  • Fit as a Fiddle - a Lasting LegacyJackie Hayhoefit as a fiddle Portfolio Manager
  • Why is Fit as a Fiddle NeededThe older you are the less you participate. (A vision for 2020, Sport England 2004)Among people older than 65, 12% cannot managewalking outside on their own and 9% cannot managethe stairs unaided.25% of women and 7 % of men do not have sufficientleg strength to get out of a chair without using theirarms.20% of women and 14% of men over 50 do not havethe flexibility to wash their hair comfortably. (Skelton et al 1998)
  • What is Fit as a Fiddle A Holistic Approach toImproving the Health andWell Being of Older People
  • About Fit as a Fiddle • £15.1m funding from Big Lottery over 5 years • 24 different projects delivered across the England by over 500 organisations • 2 national programmes • Award winning programme • Recognition from the European Commission and World Health Organisation • Externally evaluated and validated
  • 241,661 older peopletaking part in physical activity
  • 208,497 older peopleeating more healthily
  • Recruited and worked with 4500 volunteers
  • Interim Evaluation Findings• 21% of fit as a fiddle participants have “not good” health• 42% of fit as a fiddle participants have a limiting longstandingillness• 76% of fit as a fiddle participants were women•25% of fit as a fiddle participants are aged over 80 • 71.2 average age for men • 70.5 average age for women• 83.8% of fit as a fiddle participants were white British, buthigher than average attendances with • 4.3% Asian or Asian British: Indian • 2.53% Asian or Asian British: Pakistani Source Ecorys Interim Evaluation Report, October 2011

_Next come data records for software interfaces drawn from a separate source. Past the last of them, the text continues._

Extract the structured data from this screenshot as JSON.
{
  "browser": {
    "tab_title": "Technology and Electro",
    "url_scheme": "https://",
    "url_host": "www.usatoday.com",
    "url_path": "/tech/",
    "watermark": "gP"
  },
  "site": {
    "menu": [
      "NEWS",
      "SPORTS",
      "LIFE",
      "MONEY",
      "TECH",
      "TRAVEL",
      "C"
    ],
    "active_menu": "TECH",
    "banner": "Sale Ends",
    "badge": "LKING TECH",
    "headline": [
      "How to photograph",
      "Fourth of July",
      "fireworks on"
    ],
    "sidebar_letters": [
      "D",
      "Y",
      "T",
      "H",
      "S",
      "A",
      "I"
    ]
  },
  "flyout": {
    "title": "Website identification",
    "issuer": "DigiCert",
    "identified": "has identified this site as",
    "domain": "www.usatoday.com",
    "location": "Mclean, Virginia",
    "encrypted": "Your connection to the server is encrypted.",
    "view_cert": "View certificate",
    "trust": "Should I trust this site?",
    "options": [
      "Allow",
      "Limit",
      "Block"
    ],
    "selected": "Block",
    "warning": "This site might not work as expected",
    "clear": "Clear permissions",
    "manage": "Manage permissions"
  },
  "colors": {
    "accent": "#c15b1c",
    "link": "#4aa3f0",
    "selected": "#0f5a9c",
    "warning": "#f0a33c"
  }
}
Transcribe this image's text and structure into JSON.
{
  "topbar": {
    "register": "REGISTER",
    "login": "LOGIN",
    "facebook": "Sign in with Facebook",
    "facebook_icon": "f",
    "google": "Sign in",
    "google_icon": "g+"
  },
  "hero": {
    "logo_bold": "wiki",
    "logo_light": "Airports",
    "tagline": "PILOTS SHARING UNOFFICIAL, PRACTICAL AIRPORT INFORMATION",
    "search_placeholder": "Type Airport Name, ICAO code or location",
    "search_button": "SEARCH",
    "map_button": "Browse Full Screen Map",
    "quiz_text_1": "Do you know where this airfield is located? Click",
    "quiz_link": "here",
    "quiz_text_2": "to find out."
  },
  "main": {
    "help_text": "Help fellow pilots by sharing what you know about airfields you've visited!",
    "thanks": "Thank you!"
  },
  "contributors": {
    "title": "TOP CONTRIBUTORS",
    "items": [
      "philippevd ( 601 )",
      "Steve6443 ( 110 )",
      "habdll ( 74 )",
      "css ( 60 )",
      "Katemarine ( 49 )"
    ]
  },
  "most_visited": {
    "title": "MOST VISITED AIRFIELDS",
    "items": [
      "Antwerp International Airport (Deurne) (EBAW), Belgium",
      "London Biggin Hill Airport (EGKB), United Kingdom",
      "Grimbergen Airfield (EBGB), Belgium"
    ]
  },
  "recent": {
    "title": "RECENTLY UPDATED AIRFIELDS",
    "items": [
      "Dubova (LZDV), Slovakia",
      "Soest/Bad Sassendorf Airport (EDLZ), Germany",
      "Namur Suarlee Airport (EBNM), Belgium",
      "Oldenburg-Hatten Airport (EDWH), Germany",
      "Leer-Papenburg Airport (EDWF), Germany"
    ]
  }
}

  • The impacts…..• 33% increase in the amount of walking reported between thestart of fit as a fiddle and 3 months afterwards• An average increase per person from 60 minutes of physicalactivity per week, to 77.5 minutes per week• An increase in strength and balance exercise with a median of70 minutes per week, rising to 92.5 minutes per week at the endof fit as a fiddle and then rising again to 120 minutes. A 71%increase from baseline.•13% increase in the amount of fruit and vegetables eaten, risingfrom 4 to 4.5• Increased levels of independence and opportunities for social inclusion leading to reduced isolation
  • The real impacts……“After suffering from ME for 25 years I am now experiencing a big improvement in my health” “I couldn’t even get out of the bath….so I stopped having baths. Since I’ve been coming I can now do that” “I feel much more confident that I’m not going to fall”“I found within the first 6 weeks, my doctor was saying what are you doing?” “I can now brush my hair”
  • THANK YOU Any Questions Jackie Hayhoejackie.hayhoe@ageuk.org.uk